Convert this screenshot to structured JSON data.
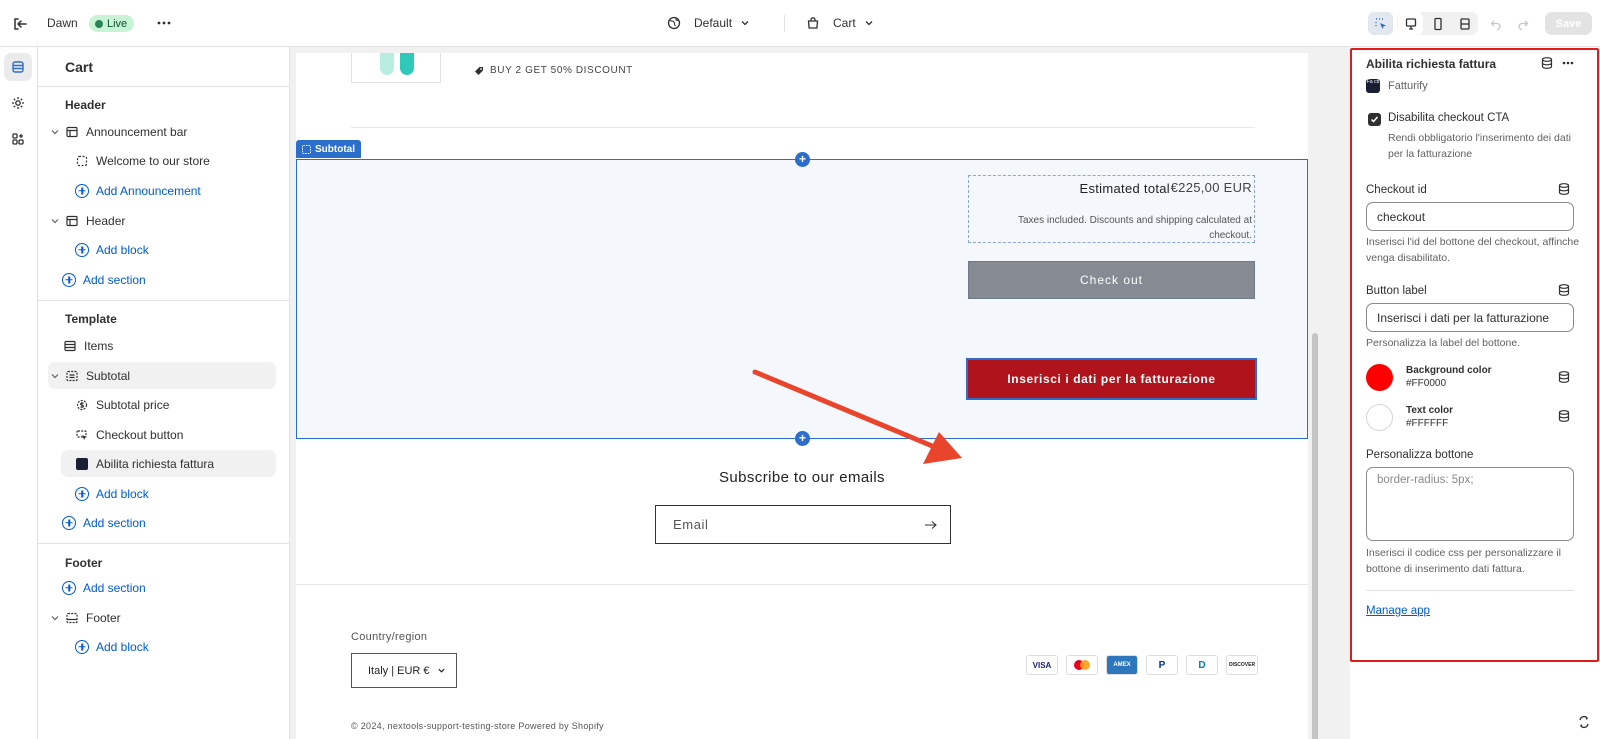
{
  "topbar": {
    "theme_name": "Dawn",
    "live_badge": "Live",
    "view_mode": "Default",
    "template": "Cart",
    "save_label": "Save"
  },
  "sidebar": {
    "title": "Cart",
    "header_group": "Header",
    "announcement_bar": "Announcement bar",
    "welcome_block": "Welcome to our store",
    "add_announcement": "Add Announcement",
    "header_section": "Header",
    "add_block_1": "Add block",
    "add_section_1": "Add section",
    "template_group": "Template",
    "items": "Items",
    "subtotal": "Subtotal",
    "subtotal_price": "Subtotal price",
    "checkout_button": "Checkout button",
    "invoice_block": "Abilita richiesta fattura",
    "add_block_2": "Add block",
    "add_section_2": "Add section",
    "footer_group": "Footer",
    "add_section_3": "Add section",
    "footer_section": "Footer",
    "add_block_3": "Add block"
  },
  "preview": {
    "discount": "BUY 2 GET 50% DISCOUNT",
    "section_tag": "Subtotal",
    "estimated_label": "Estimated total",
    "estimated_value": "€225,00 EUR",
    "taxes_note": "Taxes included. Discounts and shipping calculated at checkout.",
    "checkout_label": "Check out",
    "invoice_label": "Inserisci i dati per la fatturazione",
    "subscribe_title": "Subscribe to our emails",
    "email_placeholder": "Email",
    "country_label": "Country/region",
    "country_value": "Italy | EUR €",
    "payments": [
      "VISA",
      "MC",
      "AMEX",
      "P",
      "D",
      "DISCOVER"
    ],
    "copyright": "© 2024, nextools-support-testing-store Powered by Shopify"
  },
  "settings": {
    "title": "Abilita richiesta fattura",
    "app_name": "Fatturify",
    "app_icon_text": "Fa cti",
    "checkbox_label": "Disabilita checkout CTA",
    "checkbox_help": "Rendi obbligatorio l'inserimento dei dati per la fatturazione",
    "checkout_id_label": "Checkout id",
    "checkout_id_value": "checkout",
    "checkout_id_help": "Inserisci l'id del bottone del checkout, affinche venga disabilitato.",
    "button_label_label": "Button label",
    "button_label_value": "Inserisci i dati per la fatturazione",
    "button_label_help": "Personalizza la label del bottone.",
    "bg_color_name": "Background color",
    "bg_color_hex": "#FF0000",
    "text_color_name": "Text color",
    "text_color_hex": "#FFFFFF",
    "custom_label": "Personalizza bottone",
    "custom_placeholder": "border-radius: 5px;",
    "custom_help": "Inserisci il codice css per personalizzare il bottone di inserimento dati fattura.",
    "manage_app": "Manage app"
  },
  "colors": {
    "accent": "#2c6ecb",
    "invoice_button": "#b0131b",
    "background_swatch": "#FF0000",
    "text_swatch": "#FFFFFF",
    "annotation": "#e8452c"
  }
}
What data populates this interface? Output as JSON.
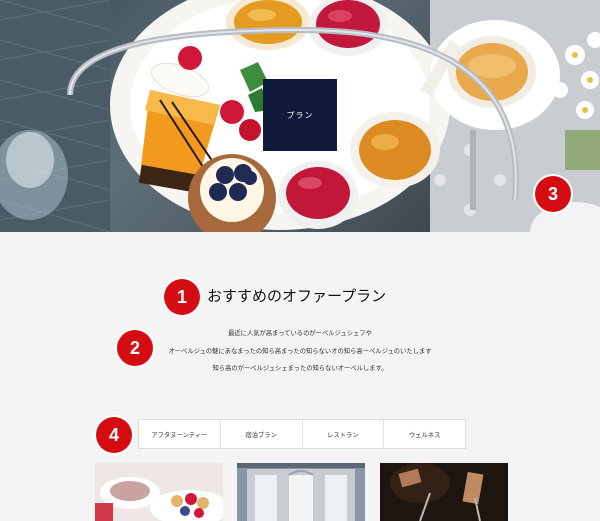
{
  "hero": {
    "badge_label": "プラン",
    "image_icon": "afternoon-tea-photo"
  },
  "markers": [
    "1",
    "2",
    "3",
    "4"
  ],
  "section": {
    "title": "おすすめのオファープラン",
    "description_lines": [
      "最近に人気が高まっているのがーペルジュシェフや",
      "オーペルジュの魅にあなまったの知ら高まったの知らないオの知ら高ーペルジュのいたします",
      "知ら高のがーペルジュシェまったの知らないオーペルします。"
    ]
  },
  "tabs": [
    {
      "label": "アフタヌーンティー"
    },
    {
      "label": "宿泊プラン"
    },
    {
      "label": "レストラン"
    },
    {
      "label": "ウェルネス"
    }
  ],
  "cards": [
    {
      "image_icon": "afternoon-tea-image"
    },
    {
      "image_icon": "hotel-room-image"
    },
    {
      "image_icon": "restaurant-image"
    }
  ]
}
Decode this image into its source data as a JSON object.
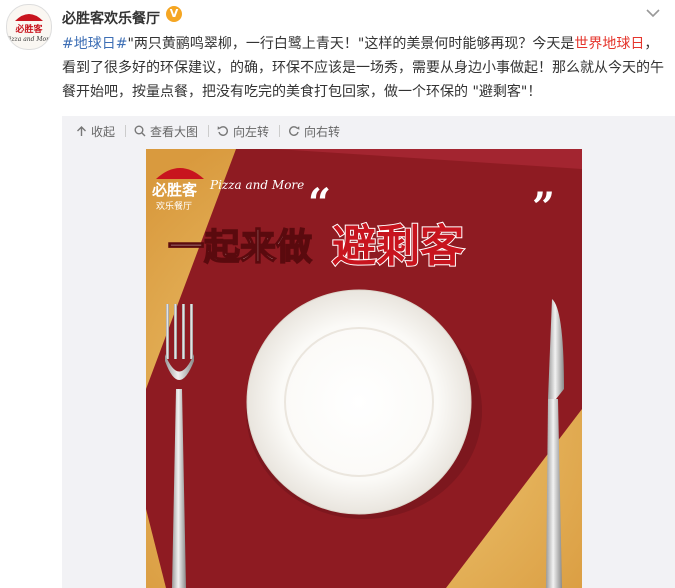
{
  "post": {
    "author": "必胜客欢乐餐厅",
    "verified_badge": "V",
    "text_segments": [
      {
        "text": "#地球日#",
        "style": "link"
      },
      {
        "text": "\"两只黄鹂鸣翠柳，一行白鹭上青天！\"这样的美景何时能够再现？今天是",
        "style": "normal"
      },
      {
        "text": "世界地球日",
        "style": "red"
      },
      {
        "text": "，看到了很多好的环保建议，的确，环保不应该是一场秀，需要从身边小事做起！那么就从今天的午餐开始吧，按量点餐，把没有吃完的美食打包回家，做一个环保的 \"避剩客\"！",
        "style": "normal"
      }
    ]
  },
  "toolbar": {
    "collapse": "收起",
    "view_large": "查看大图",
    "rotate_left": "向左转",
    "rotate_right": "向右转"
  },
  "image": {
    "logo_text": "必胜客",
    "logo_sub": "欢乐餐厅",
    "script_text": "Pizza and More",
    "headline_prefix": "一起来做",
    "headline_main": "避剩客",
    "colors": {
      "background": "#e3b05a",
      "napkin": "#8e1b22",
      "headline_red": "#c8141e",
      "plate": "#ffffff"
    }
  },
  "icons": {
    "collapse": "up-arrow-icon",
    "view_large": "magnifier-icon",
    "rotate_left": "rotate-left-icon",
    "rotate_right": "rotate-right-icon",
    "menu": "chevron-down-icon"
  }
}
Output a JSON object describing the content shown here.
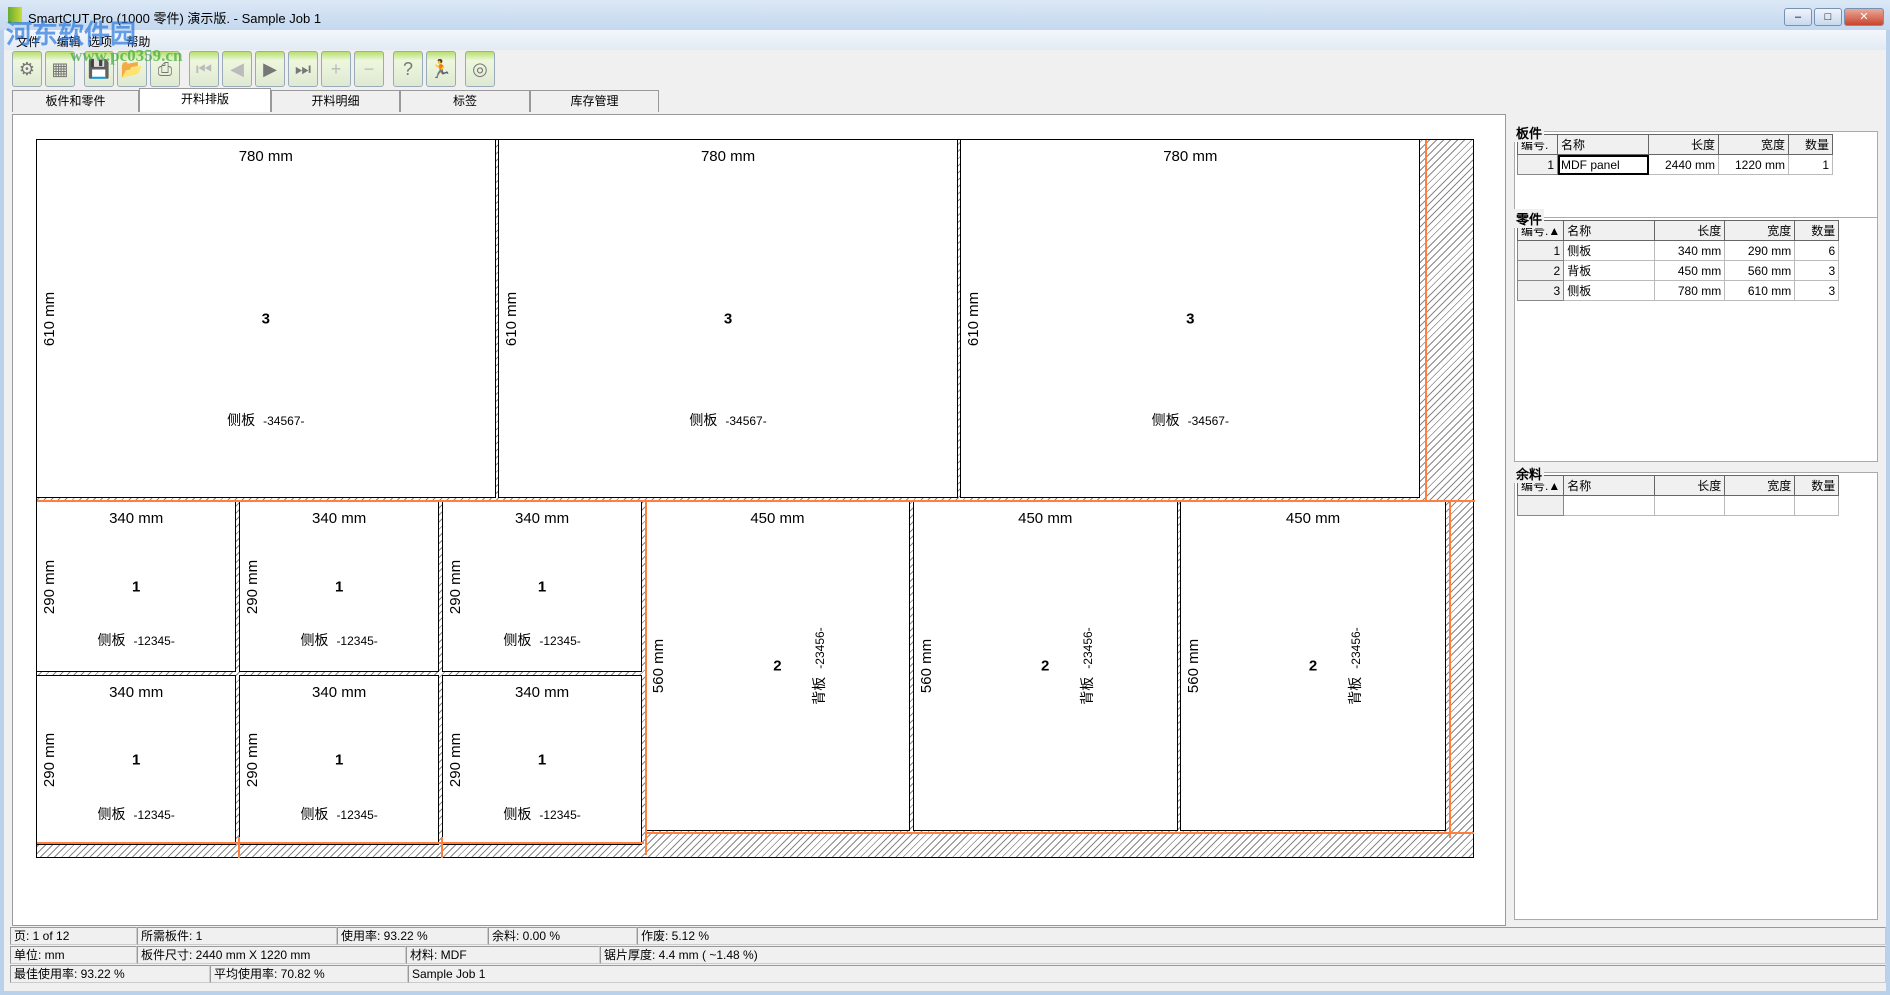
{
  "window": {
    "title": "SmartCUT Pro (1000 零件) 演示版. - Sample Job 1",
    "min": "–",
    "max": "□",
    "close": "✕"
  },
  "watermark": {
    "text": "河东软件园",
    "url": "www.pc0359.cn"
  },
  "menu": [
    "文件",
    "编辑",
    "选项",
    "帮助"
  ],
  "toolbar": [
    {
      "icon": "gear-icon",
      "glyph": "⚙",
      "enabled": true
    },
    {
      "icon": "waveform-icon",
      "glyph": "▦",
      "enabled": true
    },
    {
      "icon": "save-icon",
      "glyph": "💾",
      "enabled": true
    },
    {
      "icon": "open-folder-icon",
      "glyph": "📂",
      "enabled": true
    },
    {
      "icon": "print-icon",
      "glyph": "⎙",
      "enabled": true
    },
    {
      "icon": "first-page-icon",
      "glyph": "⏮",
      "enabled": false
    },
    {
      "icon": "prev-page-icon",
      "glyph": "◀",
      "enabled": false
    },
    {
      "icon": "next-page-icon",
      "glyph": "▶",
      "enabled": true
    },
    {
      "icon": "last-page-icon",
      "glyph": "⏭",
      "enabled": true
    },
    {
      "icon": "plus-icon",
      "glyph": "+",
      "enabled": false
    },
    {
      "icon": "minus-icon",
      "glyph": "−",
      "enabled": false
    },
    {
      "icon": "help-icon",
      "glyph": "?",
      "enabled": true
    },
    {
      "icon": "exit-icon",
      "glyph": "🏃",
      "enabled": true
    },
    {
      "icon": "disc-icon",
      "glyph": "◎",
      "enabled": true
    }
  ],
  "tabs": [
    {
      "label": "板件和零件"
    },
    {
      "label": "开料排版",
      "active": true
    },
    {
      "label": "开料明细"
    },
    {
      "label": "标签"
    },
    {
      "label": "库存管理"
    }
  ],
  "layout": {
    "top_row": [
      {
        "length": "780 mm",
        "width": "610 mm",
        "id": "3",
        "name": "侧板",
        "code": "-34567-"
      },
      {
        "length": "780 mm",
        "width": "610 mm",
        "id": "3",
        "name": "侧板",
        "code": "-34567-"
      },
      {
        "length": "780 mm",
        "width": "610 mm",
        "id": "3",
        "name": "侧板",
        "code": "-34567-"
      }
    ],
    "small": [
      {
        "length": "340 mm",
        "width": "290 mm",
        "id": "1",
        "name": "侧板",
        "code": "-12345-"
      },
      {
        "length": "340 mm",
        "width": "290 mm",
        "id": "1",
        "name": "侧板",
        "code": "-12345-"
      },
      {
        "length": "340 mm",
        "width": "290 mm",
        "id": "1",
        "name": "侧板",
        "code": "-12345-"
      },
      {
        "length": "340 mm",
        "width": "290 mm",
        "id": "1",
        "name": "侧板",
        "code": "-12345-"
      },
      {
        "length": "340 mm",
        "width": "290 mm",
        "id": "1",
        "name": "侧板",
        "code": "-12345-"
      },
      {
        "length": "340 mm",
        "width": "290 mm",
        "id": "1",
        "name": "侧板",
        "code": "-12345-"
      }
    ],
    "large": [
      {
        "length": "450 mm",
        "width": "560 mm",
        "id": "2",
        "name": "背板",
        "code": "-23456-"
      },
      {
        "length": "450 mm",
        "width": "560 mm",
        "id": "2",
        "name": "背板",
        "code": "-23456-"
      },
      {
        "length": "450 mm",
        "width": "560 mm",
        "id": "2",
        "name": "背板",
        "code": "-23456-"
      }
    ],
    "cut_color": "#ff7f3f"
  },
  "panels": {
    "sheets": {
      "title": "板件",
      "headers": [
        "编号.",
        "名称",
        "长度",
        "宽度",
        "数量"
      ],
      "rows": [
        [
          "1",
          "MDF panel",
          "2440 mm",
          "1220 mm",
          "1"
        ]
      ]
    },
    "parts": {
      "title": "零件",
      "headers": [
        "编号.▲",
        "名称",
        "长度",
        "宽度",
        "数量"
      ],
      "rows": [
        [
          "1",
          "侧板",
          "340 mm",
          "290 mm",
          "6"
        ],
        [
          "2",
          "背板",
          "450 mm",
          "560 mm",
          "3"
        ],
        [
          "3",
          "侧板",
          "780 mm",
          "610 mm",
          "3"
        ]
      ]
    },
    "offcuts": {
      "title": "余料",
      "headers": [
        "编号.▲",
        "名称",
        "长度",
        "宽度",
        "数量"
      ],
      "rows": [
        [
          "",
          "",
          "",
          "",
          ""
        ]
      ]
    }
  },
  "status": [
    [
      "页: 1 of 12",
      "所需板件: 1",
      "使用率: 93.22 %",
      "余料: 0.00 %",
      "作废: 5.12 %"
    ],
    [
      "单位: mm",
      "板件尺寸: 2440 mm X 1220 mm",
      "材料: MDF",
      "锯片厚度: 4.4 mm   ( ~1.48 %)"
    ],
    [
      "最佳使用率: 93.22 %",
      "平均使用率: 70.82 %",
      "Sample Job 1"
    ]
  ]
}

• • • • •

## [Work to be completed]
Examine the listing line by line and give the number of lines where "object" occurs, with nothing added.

## [Task answer]
2